**What to work on:** Your task is to copy every line below that contains the word "TERMINAL".

**Web page and app entries:**
□ □ □ □

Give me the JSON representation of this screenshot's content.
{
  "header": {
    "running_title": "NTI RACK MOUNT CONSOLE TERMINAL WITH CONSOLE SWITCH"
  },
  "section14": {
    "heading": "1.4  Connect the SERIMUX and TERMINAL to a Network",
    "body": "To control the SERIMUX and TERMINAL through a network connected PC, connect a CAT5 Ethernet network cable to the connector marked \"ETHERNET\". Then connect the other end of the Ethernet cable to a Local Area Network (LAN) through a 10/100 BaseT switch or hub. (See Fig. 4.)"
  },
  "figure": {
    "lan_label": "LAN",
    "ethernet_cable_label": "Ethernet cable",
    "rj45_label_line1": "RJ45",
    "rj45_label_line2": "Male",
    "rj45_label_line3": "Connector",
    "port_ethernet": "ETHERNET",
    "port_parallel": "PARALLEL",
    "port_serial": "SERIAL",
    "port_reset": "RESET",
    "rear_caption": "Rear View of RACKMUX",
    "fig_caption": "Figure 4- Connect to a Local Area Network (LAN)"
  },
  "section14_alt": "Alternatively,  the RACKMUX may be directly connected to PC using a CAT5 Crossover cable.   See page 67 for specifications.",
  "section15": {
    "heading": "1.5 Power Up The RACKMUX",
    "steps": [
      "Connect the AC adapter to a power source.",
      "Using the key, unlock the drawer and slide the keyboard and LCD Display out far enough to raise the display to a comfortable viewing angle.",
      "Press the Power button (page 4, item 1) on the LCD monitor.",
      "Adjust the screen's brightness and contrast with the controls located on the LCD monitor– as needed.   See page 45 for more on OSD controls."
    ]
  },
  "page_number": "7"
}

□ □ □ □

**Response area:**
    "running_title": "NTI RACK MOUNT CONSOLE TERMINAL WITH CONSOLE SWITCH"
    "heading": "1.4  Connect the SERIMUX and TERMINAL to a Network",
    "body": "To control the SERIMUX and TERMINAL through a network connected PC, connect a CAT5 Ethernet network cable to the connector marked \"ETHERNET\". Then connect the other end of the Ethernet cable to a Local Area Network (LAN) through a 10/100 BaseT switch or hub. (See Fig. 4.)"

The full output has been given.